The show of disrespect came outside the funeral home where Officer Wenjian Liu was remembered as an incarnation of the American dream: a man who had emigrated from China at age 12 and devoted himself to helping others in his adopted country. The gesture among officers watching the mayor's speech on a screen added to tensions between the mayor and rank-and-file police even as he sought to quiet them.
After hundreds of officers turned their backs to a screen where de Blasio's remarks played during Ramos' funeral last week, Police Commissioner William Bratton sent a memo urging respect, declaring "a hero's funeral is about grieving, not grievance."
But some officers and police retirees said they still felt compelled to spurn the mayor. Police union leaders have said he contributed to an environment that allowed the officers' slayings by supporting protests following the police killings of Eric Garner on Staten Island and Michael Brown in Ferguson, Missouri.

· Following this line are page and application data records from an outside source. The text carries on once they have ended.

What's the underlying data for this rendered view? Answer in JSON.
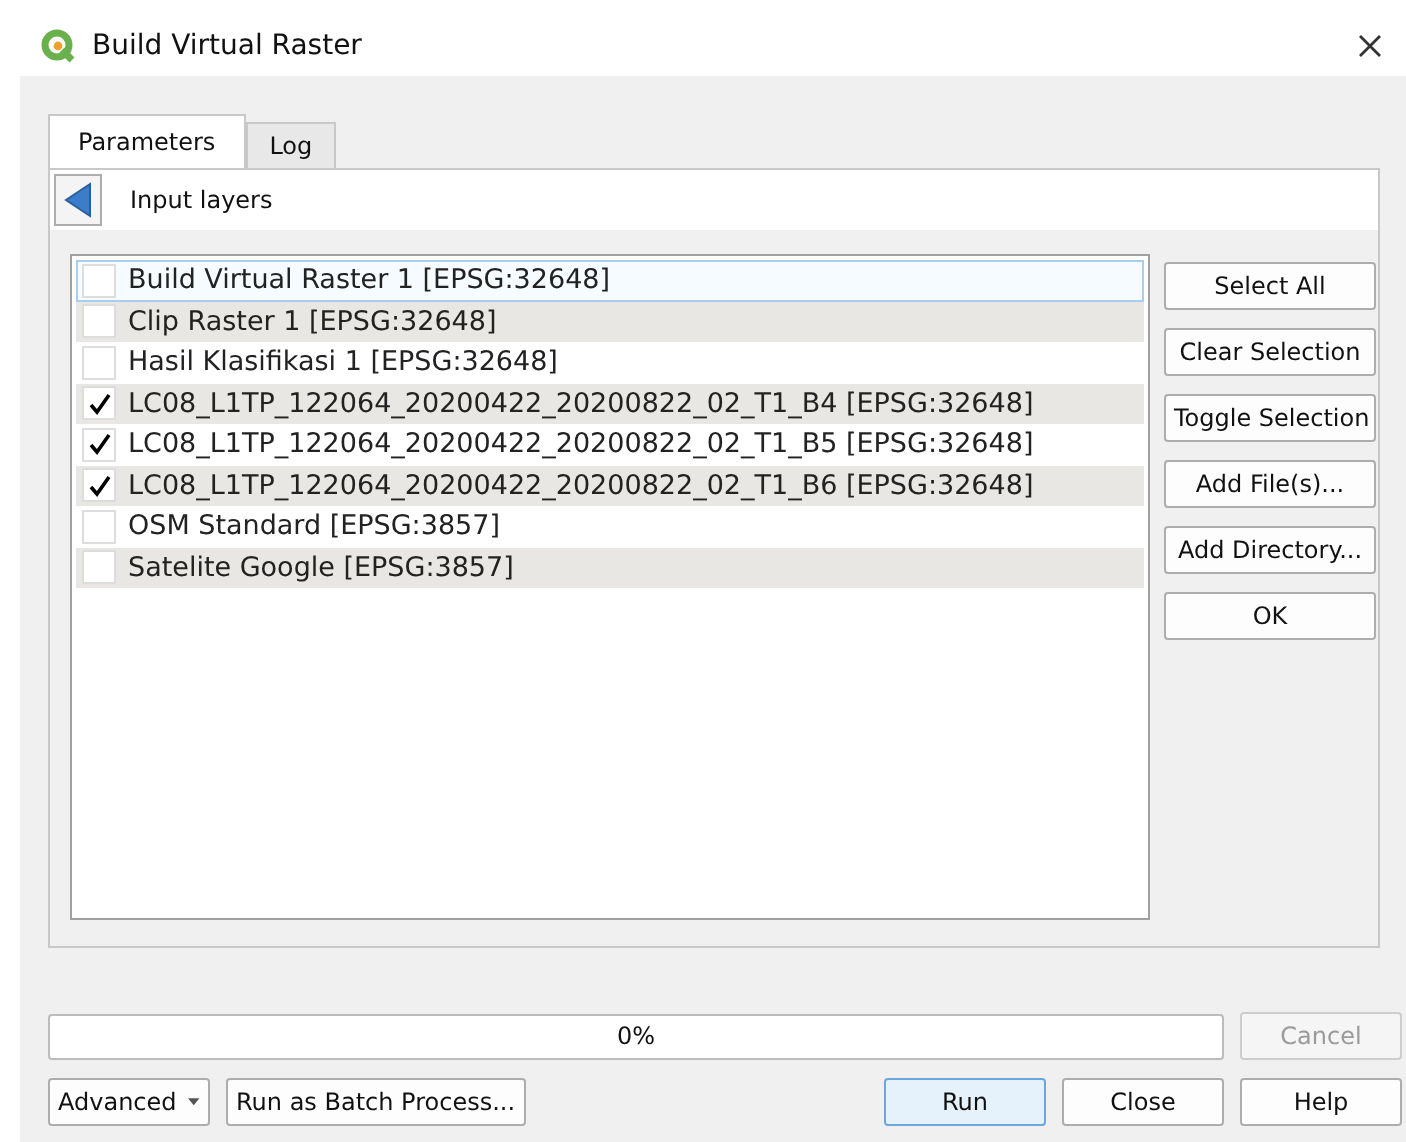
{
  "window": {
    "title": "Build Virtual Raster"
  },
  "tabs": [
    {
      "label": "Parameters",
      "selected": true
    },
    {
      "label": "Log",
      "selected": false
    }
  ],
  "panel": {
    "title": "Input layers"
  },
  "layers": [
    {
      "label": "Build Virtual Raster 1 [EPSG:32648]",
      "checked": false,
      "current": true
    },
    {
      "label": "Clip Raster 1 [EPSG:32648]",
      "checked": false,
      "current": false
    },
    {
      "label": "Hasil Klasifikasi 1 [EPSG:32648]",
      "checked": false,
      "current": false
    },
    {
      "label": "LC08_L1TP_122064_20200422_20200822_02_T1_B4 [EPSG:32648]",
      "checked": true,
      "current": false
    },
    {
      "label": "LC08_L1TP_122064_20200422_20200822_02_T1_B5 [EPSG:32648]",
      "checked": true,
      "current": false
    },
    {
      "label": "LC08_L1TP_122064_20200422_20200822_02_T1_B6 [EPSG:32648]",
      "checked": true,
      "current": false
    },
    {
      "label": "OSM Standard [EPSG:3857]",
      "checked": false,
      "current": false
    },
    {
      "label": "Satelite Google [EPSG:3857]",
      "checked": false,
      "current": false
    }
  ],
  "side_buttons": [
    "Select All",
    "Clear Selection",
    "Toggle Selection",
    "Add File(s)...",
    "Add Directory...",
    "OK"
  ],
  "progress": {
    "level": 0,
    "reading": "0%"
  },
  "cancel_button": {
    "label": "Cancel",
    "disabled": true
  },
  "advanced_button": {
    "label": "Advanced"
  },
  "batch_button": {
    "label": "Run as Batch Process..."
  },
  "footer_buttons": [
    {
      "label": "Run",
      "default": true
    },
    {
      "label": "Close",
      "default": false
    },
    {
      "label": "Help",
      "default": false
    }
  ]
}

"The mayor has no respect for us. Why should we have respect for him?" said retired New York Police Department Detective Camille Sanfilippo, who was among those who turned their backs Sunday. Retired NYPD Sgt. Laurie Carson called the action "our only way to show our displeasure with the mayor."
As the AP adds, after Sunday's show of disdain, Patrolmen's Benevolent Association President Patrick Lynch said officers "have a right to have our opinion heard, like everyone else that protests out in the city" and noted that officers' "organic gesture" was outside the service. The mayor got a respectful reception among police officials inside.
The NYPD declined to comment, and de Blasio spokesman Phil Walzak said the mayor was focused on honoring the fallen officers.
And then there was this: retired NYPD officer John Mangan stood with a sign that read: "God Bless the NYPD. Dump de Blasio." And Patrick Yoes, a national secretary with the 328,000-member Fraternal Order of Police, praised Lynch's stance toward the mayor.
"Across this country, we seem to be under attack in the law enforcement profession," Yoes said. "We are public servants. We are not public enemies."
That may well be the case, yet many wonder: just why the need for such an unprecedented police militarization that has many debating whether the SWATization of America's police forces isn't just a preview of what is to come?